Ancient Roman recipes ingredients

This cake, taken from ancient Roman recipes, is supposed to celebrate the winter solstice and the rebirth of the sun with the triumph of light over darkness. If you want to know more about this celebration read my Christmas tour. The traces of this celebrated cake are to find in the cook book by Marcus Gaius Apicius, wrote in 1st century. There is unluckily a missing part and even if the ingredients are the same we have no evidence that it is the same one. Therefore I made my personal version of Pan Giallo taking inspiration from it, choosing only the best and mostly local ingredients I could find on the market which is not always easy.

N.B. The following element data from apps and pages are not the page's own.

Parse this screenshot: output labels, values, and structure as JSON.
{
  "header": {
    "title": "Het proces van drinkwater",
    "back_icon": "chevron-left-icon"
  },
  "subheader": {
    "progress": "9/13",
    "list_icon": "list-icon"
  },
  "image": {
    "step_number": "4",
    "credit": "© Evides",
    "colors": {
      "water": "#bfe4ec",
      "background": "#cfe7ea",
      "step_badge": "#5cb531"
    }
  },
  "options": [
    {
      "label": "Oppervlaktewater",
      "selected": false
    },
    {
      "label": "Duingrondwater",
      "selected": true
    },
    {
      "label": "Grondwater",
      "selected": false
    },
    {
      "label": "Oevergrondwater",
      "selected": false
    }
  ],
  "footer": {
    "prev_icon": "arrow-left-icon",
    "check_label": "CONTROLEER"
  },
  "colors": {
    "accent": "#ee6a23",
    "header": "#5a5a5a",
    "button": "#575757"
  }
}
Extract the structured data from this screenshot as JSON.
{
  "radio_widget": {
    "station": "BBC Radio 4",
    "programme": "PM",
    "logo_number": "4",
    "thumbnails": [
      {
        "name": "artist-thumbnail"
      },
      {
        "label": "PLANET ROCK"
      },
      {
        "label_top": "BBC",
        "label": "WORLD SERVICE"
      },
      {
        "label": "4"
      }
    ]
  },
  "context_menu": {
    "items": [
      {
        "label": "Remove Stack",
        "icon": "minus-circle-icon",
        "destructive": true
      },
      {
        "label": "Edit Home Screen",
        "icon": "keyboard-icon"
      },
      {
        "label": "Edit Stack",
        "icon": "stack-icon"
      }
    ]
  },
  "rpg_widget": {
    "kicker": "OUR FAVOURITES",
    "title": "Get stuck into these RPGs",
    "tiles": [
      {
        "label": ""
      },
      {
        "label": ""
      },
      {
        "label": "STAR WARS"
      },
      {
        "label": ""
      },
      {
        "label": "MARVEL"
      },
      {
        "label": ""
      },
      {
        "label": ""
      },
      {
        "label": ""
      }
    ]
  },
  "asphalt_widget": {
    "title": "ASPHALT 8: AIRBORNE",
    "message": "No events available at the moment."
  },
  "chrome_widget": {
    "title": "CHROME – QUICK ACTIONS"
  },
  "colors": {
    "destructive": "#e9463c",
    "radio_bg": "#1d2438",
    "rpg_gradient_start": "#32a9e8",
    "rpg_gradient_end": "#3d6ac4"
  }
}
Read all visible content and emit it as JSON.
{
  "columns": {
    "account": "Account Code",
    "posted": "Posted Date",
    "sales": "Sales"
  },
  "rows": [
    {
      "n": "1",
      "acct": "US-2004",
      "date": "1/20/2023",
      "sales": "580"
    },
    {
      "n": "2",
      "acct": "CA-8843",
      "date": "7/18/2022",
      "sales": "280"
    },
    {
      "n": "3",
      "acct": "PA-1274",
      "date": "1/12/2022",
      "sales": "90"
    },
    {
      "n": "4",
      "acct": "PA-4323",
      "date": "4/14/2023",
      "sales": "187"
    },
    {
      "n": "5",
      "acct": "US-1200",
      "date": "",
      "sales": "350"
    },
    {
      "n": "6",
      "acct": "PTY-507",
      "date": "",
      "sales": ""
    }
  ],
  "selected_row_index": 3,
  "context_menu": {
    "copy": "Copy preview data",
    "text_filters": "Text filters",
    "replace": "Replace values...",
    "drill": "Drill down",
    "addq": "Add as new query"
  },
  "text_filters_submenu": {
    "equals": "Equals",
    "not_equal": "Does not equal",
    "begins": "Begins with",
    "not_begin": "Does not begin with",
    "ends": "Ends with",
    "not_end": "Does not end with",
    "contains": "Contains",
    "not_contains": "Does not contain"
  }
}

Nonetheless ancient Romans would import from all over the empire the best and famous products to enrich their table. So it’s a good start for a collection of ancient Roman recipes.

Ingredients for this ancient Roman recipe:
250 g of raisins;
2 dried figs;
150 g of peeled almonds;
150 g of toasted hazelnuts;
150 g of walnuts;
150 g of spelled flour;
200 g of honey;
70 g of pine nuts;
70 g of candied fruit (lemon and orange);
40 g cinnamon (partly in sticks, partly in powder),
40 g of turmeric (powder),
20 g of cloves, ginger (powder), nutmeg and pink pepper;
grated peel of one lemon;
1 glass of wine
1 tablespoon of spelled flour;
1 tablespoon of oil;
0.2 g saffron in pistils;
water q.s.
Preparation of this ancient Roman recipe:
1. Place the honey in a saucepan and heat it until it’s fluid, then add the lemon peels.
2. Rehydrate the raisins and figs in a bowl by covering it with water for 30 minutes.
3. Roughly chop the dried fruit, ie pine nuts, hazelnuts, walnuts and almonds. Add the mixture to the candied fruit, raisins and figs previously drained and properly squeezed (I cut in small pieces the figs) and the spice infusion (40 min infusion including half the saffron in a small glass of red wine heated then filtered), the spice powders were added to the flour.
4. Blend the honey to the result and mix until everything is combined. Then combine the spiced spelled flour so as not to create lumps and mix again until the mixture is compact.
5. Flour your hands and quickly form the dough forming four separate loaves and put them on a baking sheet (lined with baking paper). Leave them to rest for at least two hours (the dough is terribly sticky and I had to be quick to make the four loaves compact and beautifully shaped like small church domes).
6. My original icing: heat the spoonful of spelled flour in the oil, then add water in which the remaining saffron was previously left to infuse (40 min. of infusion in a small cup of hot water). Separately, beat an egg with a pinch of coarse salt and a spoonful of honey then combine and brush on the four loaves before baking and during cooking, as it dries, it is repeated.
For a more yellow crust (not like mine in the video) some secrets came from a friend: use only 3 tablespoons of hot water with 8 saffron pistils in infusion for at least 30 min.; 1 tablespoon of flour and brush the loaves before baking
Baking:
The four cakes will be baked at 180 degrees for 40 minutes.
Preservation:
If you wrap it in foil and love the sunbreads can last a month. I hope you enjoy this first ancient Roman recipe of my upcoming collection

Categories:

New Posts NotificationRome Life Style V+Blog

2 Responses

  1. Sembra una ricetta facile e gustosa, mi piacerebbe provare a preparare questo pan giallo! Non l’ho nemmeno mai mangiato anche se a Roma ci sono venuta ben 5 volte!

    • Sì, Eliana, è facile, è solo un po’ lunga la procedura per il fatto che bisogna mettere a bagno frutta secca, spezie e zafferano, oltre al riposo di due ore dell’impasto. Questo è l’unico articolo del blog che manca di un video: sappi che ho tutto a casa per farne un’altro quindi presto l’aggiornerò. Spero possa tornarti utile.

Leave a Reply to Giorgia Cancel reply

Your email address will not be published. Required fields are marked *